__WHAT IS REQUIRED__:
Give the data again in full. Keep every line the same.

[DATASET RECORDS]

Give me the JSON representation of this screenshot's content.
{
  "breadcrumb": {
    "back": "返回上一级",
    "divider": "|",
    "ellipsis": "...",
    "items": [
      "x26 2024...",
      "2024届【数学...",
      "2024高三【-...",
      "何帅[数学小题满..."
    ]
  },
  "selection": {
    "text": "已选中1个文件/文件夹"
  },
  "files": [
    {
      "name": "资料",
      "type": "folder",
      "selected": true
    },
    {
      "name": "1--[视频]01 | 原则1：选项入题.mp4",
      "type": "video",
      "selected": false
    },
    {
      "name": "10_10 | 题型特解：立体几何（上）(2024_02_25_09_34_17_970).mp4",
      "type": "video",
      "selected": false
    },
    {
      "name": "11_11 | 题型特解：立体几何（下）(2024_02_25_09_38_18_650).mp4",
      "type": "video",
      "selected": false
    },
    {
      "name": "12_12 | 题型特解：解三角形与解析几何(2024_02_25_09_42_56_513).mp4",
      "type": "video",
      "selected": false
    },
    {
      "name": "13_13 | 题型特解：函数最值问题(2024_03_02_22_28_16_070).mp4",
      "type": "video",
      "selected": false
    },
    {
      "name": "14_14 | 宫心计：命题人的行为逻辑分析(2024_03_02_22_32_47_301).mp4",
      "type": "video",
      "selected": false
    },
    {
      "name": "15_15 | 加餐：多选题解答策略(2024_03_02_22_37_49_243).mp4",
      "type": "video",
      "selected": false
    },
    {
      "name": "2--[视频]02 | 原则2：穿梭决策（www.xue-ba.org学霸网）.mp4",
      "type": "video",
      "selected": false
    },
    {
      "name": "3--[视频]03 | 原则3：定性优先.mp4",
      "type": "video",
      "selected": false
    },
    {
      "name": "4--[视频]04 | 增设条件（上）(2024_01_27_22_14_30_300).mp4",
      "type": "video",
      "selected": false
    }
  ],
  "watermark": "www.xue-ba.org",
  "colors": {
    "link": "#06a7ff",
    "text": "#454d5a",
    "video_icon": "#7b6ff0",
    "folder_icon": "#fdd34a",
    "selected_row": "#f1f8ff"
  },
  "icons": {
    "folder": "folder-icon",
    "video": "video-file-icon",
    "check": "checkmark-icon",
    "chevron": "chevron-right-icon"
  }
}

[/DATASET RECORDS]

__COMPLETED TASK__:
Give me the JSON representation of this screenshot's content.
{
  "breadcrumb": {
    "back": "返回上一级",
    "divider": "|",
    "ellipsis": "...",
    "items": [
      "x26 2024...",
      "2024届【数学...",
      "2024高三【-...",
      "何帅[数学小题满..."
    ]
  },
  "selection": {
    "text": "已选中1个文件/文件夹"
  },
  "files": [
    {
      "name": "资料",
      "type": "folder",
      "selected": true
    },
    {
      "name": "1--[视频]01 | 原则1：选项入题.mp4",
      "type": "video",
      "selected": false
    },
    {
      "name": "10_10 | 题型特解：立体几何（上）(2024_02_25_09_34_17_970).mp4",
      "type": "video",
      "selected": false
    },
    {
      "name": "11_11 | 题型特解：立体几何（下）(2024_02_25_09_38_18_650).mp4",
      "type": "video",
      "selected": false
    },
    {
      "name": "12_12 | 题型特解：解三角形与解析几何(2024_02_25_09_42_56_513).mp4",
      "type": "video",
      "selected": false
    },
    {
      "name": "13_13 | 题型特解：函数最值问题(2024_03_02_22_28_16_070).mp4",
      "type": "video",
      "selected": false
    },
    {
      "name": "14_14 | 宫心计：命题人的行为逻辑分析(2024_03_02_22_32_47_301).mp4",
      "type": "video",
      "selected": false
    },
    {
      "name": "15_15 | 加餐：多选题解答策略(2024_03_02_22_37_49_243).mp4",
      "type": "video",
      "selected": false
    },
    {
      "name": "2--[视频]02 | 原则2：穿梭决策（www.xue-ba.org学霸网）.mp4",
      "type": "video",
      "selected": false
    },
    {
      "name": "3--[视频]03 | 原则3：定性优先.mp4",
      "type": "video",
      "selected": false
    },
    {
      "name": "4--[视频]04 | 增设条件（上）(2024_01_27_22_14_30_300).mp4",
      "type": "video",
      "selected": false
    }
  ],
  "watermark": "www.xue-ba.org",
  "colors": {
    "link": "#06a7ff",
    "text": "#454d5a",
    "video_icon": "#7b6ff0",
    "folder_icon": "#fdd34a",
    "selected_row": "#f1f8ff"
  },
  "icons": {
    "folder": "folder-icon",
    "video": "video-file-icon",
    "check": "checkmark-icon",
    "chevron": "chevron-right-icon"
  }
}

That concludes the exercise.